Volunteering Australia goes further, in restricting ‘formal’ volunteering to an activity which takes place through not-for-profit organisations, and in designated volunteer positions only.  That sounds like a higher status is attached to formal volunteering.  Or, that the work I used to do freely and on my own initiative in my local community has become institutionalised as an economic resource, as unpaid labour.

That’s when warning signs light up contradictions.  NGO contracts with government rarely include funding for the costs of volunteer programmes, like a manager’s salary or reimbursement for volunteer out-of-pocket expenses.  Neither does ‘formal volunteering’ guarantee recognition and status for volunteers and the manager of the volunteer programme within the organisation.

In the meantime my informal volunteering continues to go un-noticed and uncounted.  A colleague reminded me of the words ‘natural support’ to describe all that child-rearing, house-keeping, befriending, good neighbourliness that goes on and on in our communities.  So if all that volunteering is ‘natural’, does that mean there is something ‘unnatural’ about formal volunteering?  That might sound flippant, but I have to ask the question.

One place where volunteering is not designated formal or informal is the data collected during a Census.  In New Zealand we are asked to record details about ‘unpaid work’, those activities performed in the four weeks before the census date, without payment, for people living either in the same household, or outside.  Statistics NZ describe volunteering as:

“Voluntary work supports groups and organisations whose activities contribute to social well-being.
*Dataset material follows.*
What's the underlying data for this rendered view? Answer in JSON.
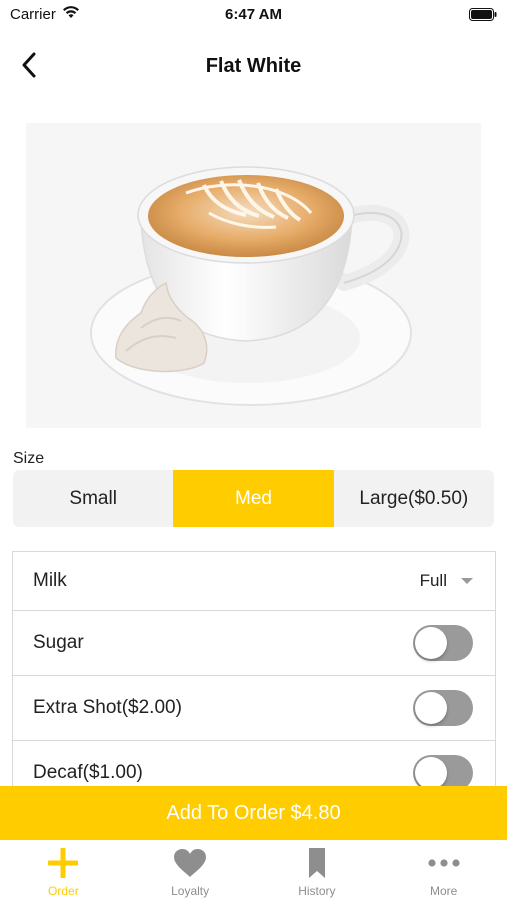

Volunteers give their time and skills to help others and give back to their community.”

Maybe this description is too simplistic for purists.  Yet the concept of ‘unpaid work’ enables an overall account of the scope of freely given activity in our communities wherever and however it occurs.  ‘Formal volunteering’ is a label that has evolved with the growth of the NGO sector.  It is a pity that institutional understanding and appreciation of volunteering and its management within organisations has not grown with the label.

Some years ago Andy Fryar raised similar questions about definitions of volunteering:

  • Why do we continually have to define volunteering only within the constraints of ‘formal’ volunteering?
  • Why can’t we create a definition that covers all types of volunteer involvement?

These questions are not so silly, and there are no easy or even silly answers.  We are continually tripped by meanings attached to different types of volunteer involvement.  It’s worth having a look at Volunteering Vocabulary (see inset p5) to see how many ways there are to use ‘volunteer’.

‘Volunteering’ is a word that has grown in use and expanded in meaning alongside social, political and economic change in our communities.  To confine ‘freely given time, skills and energy for the common good’ within the boundaries of a rigid definition could restrict our willingness to give so freely.